Superior levels down, still high
HOUGHTON — The near-historic Lake Superior water levels observed last year are currently closer to average and forecasted to remain so as the fall storm season approaches.
The 2017 high water levels began to rise midway through the year and above average wet conditions in the winter months kept the levels up. A dry March and April helped bring those numbers down near the average, a trend holding true presently.
“Our August level was just four inches above average and we’re actually five inches below last year’s levels.
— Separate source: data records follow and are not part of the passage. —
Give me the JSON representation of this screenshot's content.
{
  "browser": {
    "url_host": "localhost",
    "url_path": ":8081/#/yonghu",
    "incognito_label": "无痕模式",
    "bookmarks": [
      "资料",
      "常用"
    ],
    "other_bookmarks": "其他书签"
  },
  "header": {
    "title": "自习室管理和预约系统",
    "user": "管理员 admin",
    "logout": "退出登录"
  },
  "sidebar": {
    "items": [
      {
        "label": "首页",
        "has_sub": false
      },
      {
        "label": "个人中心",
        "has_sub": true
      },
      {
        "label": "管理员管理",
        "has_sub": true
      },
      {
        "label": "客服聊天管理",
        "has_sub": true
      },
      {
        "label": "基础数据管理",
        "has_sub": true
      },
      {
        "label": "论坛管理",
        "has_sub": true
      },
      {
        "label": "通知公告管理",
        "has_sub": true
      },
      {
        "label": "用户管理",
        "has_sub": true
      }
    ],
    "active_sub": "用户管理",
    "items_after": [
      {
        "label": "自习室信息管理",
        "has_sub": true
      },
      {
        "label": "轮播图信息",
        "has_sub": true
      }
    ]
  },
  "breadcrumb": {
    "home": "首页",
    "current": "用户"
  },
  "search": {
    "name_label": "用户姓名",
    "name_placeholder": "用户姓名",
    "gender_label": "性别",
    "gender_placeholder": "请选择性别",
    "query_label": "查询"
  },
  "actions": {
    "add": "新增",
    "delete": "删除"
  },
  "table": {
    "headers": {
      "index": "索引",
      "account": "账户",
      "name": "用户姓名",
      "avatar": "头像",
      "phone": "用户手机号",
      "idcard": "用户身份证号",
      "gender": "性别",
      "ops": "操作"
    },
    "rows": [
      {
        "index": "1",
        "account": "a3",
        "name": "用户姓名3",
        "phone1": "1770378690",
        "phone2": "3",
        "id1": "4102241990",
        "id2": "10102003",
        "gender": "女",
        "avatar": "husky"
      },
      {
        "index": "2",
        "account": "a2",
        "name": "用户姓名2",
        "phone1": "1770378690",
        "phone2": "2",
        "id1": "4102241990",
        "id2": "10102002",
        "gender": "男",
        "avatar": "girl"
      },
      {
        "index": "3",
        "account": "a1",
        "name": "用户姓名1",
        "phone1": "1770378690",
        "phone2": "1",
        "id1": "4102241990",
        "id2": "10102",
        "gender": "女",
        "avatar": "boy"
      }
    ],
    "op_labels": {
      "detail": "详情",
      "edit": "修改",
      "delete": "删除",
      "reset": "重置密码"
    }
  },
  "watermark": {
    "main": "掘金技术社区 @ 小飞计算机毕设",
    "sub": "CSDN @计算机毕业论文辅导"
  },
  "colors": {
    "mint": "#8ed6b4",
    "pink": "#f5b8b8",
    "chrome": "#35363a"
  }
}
So we are tracking below last year,” said Deanna Apps, a physical scientist with the Army Corps of Engineers.
Last month’s precipitation in the Superior basin proved to be slightly below average, possibly contributing.
“In Superior we’re expecting a slight rise into September but then we expect to see a seasonal decline so we’re getting to that time of year where evaporation starts to take over,” Apps explained. “By October we should start to see that lake go down.”
Some lakes are already declining but Superior typically proves to be slower due to its location and size.
The lower levels could be good news for shoreline erosion seen last year but that will also depend on the fall storms themselves.
“The closer we get to average the better but that’s really up to mother nature,” Apps said.
She feels the current high water levels are part of the typical patterns seen regionally based off of wet or dry conditions.